Osprey Warrior 11 : English Longbowman 1330-1515
The English military ascendancy which lasted from the mid-14th to the early 15th century was founded upon defensive tactics based on the use of the longbow. This weapon, distinctive in that it was used by English forces alone, was probably the most effective missile weapon of the Late Middle Ages: its arrow had the same penetrative ability as a modern day bullet and the bow's rate of fire was not equalled by any weapon used by English forces until the adoption of the Lee Enfield rifle at the beginning of the 20th century. So formidable was its performance that the French actually refused, by and large, to engage English forces in the open field between 1360 and 1400. It was crucial in the winning of such famous and influential battles as Halidon Hill (1333), Crècy (1346), Poitiers (1356) and, most famously, Agincourt (1415). Its eventual obsolescence and withdrawal from the 16th century onwards was due to the increasing use of firearms; not because they performed any better than this traditional string-drawn weapon, but because they were far easier to train a man to use. English Longbowman 1330-1515 investigates both this weapon and the men who used it. Innovations in recruitment, and conditions of pay, training and service are all considered. All aspects of the English longbow are examined, from the origin of the yew used to make the weapon to the technique of drawing it. The more personal aspects of a longbowman's life, such as his clothing (right down to his underwear), beliefs and behaviour are also looked at, making this a comprehensive account of one of the most influential troop-types of the Late Middle Ages. Text by Clive Bartlett with illustrations by Gerry Embleton.

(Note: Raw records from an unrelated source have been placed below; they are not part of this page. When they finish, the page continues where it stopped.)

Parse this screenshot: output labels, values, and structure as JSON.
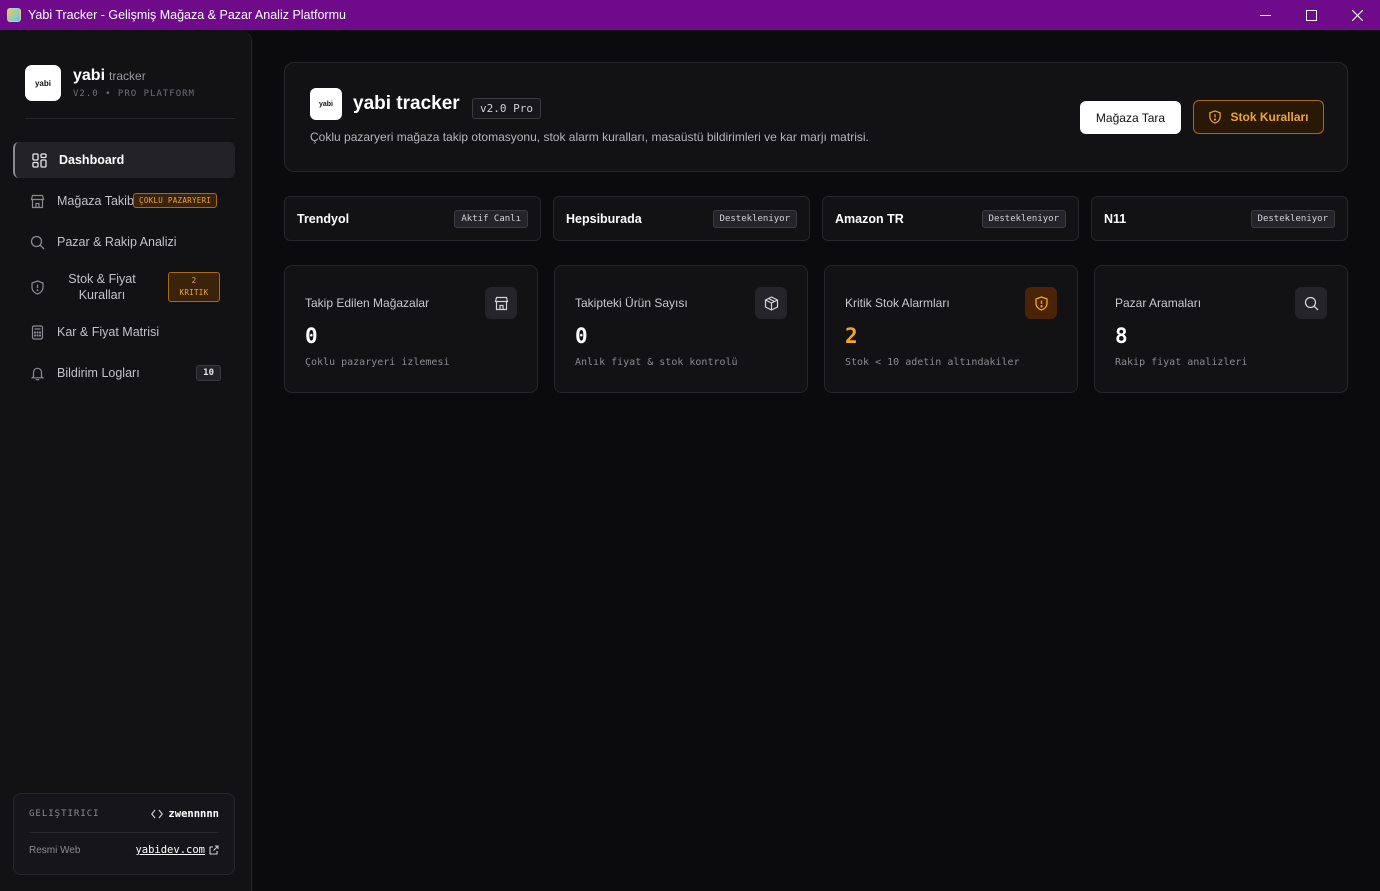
{
  "window": {
    "title": "Yabi Tracker - Gelişmiş Mağaza & Pazar Analiz Platformu"
  },
  "sidebar": {
    "logo_text": "yabi",
    "brand_name": "yabi",
    "brand_sub": "tracker",
    "brand_version": "V2.0 • PRO PLATFORM",
    "items": [
      {
        "label": "Dashboard",
        "icon": "dashboard-grid-icon"
      },
      {
        "label": "Mağaza Takibi",
        "icon": "store-icon",
        "badge": "ÇOKLU PAZARYERI"
      },
      {
        "label": "Pazar & Rakip Analizi",
        "icon": "search-icon"
      },
      {
        "label": "Stok & Fiyat Kuralları",
        "icon": "shield-alert-icon",
        "badge_line1": "2",
        "badge_line2": "KRITIK"
      },
      {
        "label": "Kar & Fiyat Matrisi",
        "icon": "calculator-icon"
      },
      {
        "label": "Bildirim Logları",
        "icon": "bell-icon",
        "count": "10"
      }
    ],
    "developer": {
      "label": "GELIŞTIRICI",
      "name": "zwennnnn",
      "web_label": "Resmi Web",
      "web_link": "yabidev.com"
    }
  },
  "hero": {
    "logo_text": "yabi",
    "title": "yabi tracker",
    "version": "v2.0 Pro",
    "description": "Çoklu pazaryeri mağaza takip otomasyonu, stok alarm kuralları, masaüstü bildirimleri ve kar marjı matrisi.",
    "scan_button": "Mağaza Tara",
    "rules_button": "Stok Kuralları"
  },
  "markets": [
    {
      "name": "Trendyol",
      "status": "Aktif Canlı"
    },
    {
      "name": "Hepsiburada",
      "status": "Destekleniyor"
    },
    {
      "name": "Amazon TR",
      "status": "Destekleniyor"
    },
    {
      "name": "N11",
      "status": "Destekleniyor"
    }
  ],
  "stats": [
    {
      "label": "Takip Edilen Mağazalar",
      "value": "0",
      "desc": "Çoklu pazaryeri izlemesi",
      "icon": "store-icon"
    },
    {
      "label": "Takipteki Ürün Sayısı",
      "value": "0",
      "desc": "Anlık fiyat & stok kontrolü",
      "icon": "package-icon"
    },
    {
      "label": "Kritik Stok Alarmları",
      "value": "2",
      "desc": "Stok < 10 adetin altındakiler",
      "icon": "shield-alert-icon"
    },
    {
      "label": "Pazar Aramaları",
      "value": "8",
      "desc": "Rakip fiyat analizleri",
      "icon": "search-icon"
    }
  ],
  "colors": {
    "titlebar": "#6f0a8a",
    "accent_warn": "#f5a623",
    "background": "#0b0b0d"
  }
}
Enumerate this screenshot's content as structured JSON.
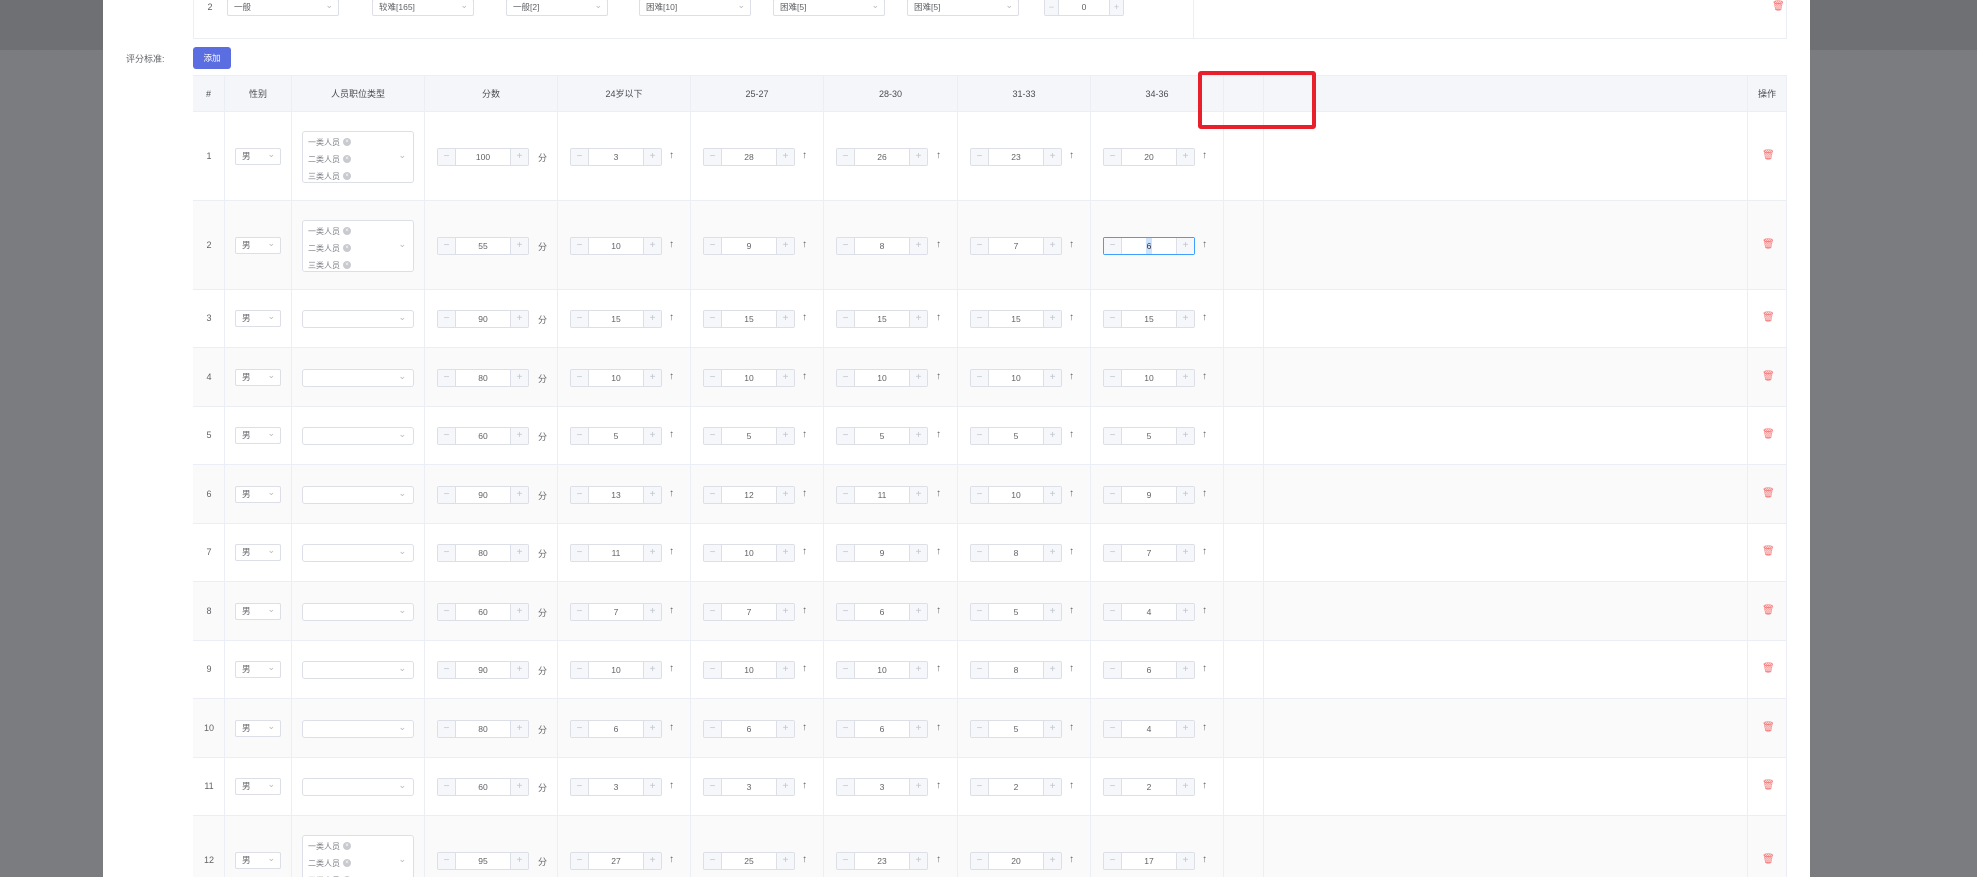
{
  "top_row": {
    "index": "2",
    "selects": [
      "一般",
      "较难[165]",
      "一般[2]",
      "困难[10]",
      "困难[5]",
      "困难[5]"
    ],
    "number": "0"
  },
  "scoring": {
    "label": "评分标准:",
    "add_button": "添加"
  },
  "columns": {
    "index": "#",
    "gender": "性别",
    "position_type": "人员职位类型",
    "score": "分数",
    "age_columns": [
      "24岁以下",
      "25-27",
      "28-30",
      "31-33",
      "34-36"
    ],
    "actions": "操作"
  },
  "unit_label": "分",
  "arrow_icon": "↑",
  "tags": [
    "一类人员",
    "二类人员",
    "三类人员"
  ],
  "rows": [
    {
      "index": "1",
      "gender": "男",
      "tags": true,
      "score": "100",
      "ages": [
        "3",
        "28",
        "26",
        "23",
        "20"
      ]
    },
    {
      "index": "2",
      "gender": "男",
      "tags": true,
      "score": "55",
      "ages": [
        "10",
        "9",
        "8",
        "7",
        "6"
      ],
      "focus_col": 4
    },
    {
      "index": "3",
      "gender": "男",
      "tags": false,
      "score": "90",
      "ages": [
        "15",
        "15",
        "15",
        "15",
        "15"
      ]
    },
    {
      "index": "4",
      "gender": "男",
      "tags": false,
      "score": "80",
      "ages": [
        "10",
        "10",
        "10",
        "10",
        "10"
      ]
    },
    {
      "index": "5",
      "gender": "男",
      "tags": false,
      "score": "60",
      "ages": [
        "5",
        "5",
        "5",
        "5",
        "5"
      ]
    },
    {
      "index": "6",
      "gender": "男",
      "tags": false,
      "score": "90",
      "ages": [
        "13",
        "12",
        "11",
        "10",
        "9"
      ]
    },
    {
      "index": "7",
      "gender": "男",
      "tags": false,
      "score": "80",
      "ages": [
        "11",
        "10",
        "9",
        "8",
        "7"
      ]
    },
    {
      "index": "8",
      "gender": "男",
      "tags": false,
      "score": "60",
      "ages": [
        "7",
        "7",
        "6",
        "5",
        "4"
      ]
    },
    {
      "index": "9",
      "gender": "男",
      "tags": false,
      "score": "90",
      "ages": [
        "10",
        "10",
        "10",
        "8",
        "6"
      ]
    },
    {
      "index": "10",
      "gender": "男",
      "tags": false,
      "score": "80",
      "ages": [
        "6",
        "6",
        "6",
        "5",
        "4"
      ]
    },
    {
      "index": "11",
      "gender": "男",
      "tags": false,
      "score": "60",
      "ages": [
        "3",
        "3",
        "3",
        "2",
        "2"
      ]
    },
    {
      "index": "12",
      "gender": "男",
      "tags": true,
      "score": "95",
      "ages": [
        "27",
        "25",
        "23",
        "20",
        "17"
      ]
    }
  ]
}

- Unit Formation
- Defensive Wear and Weapons
- Movement and Transport
- Medical Services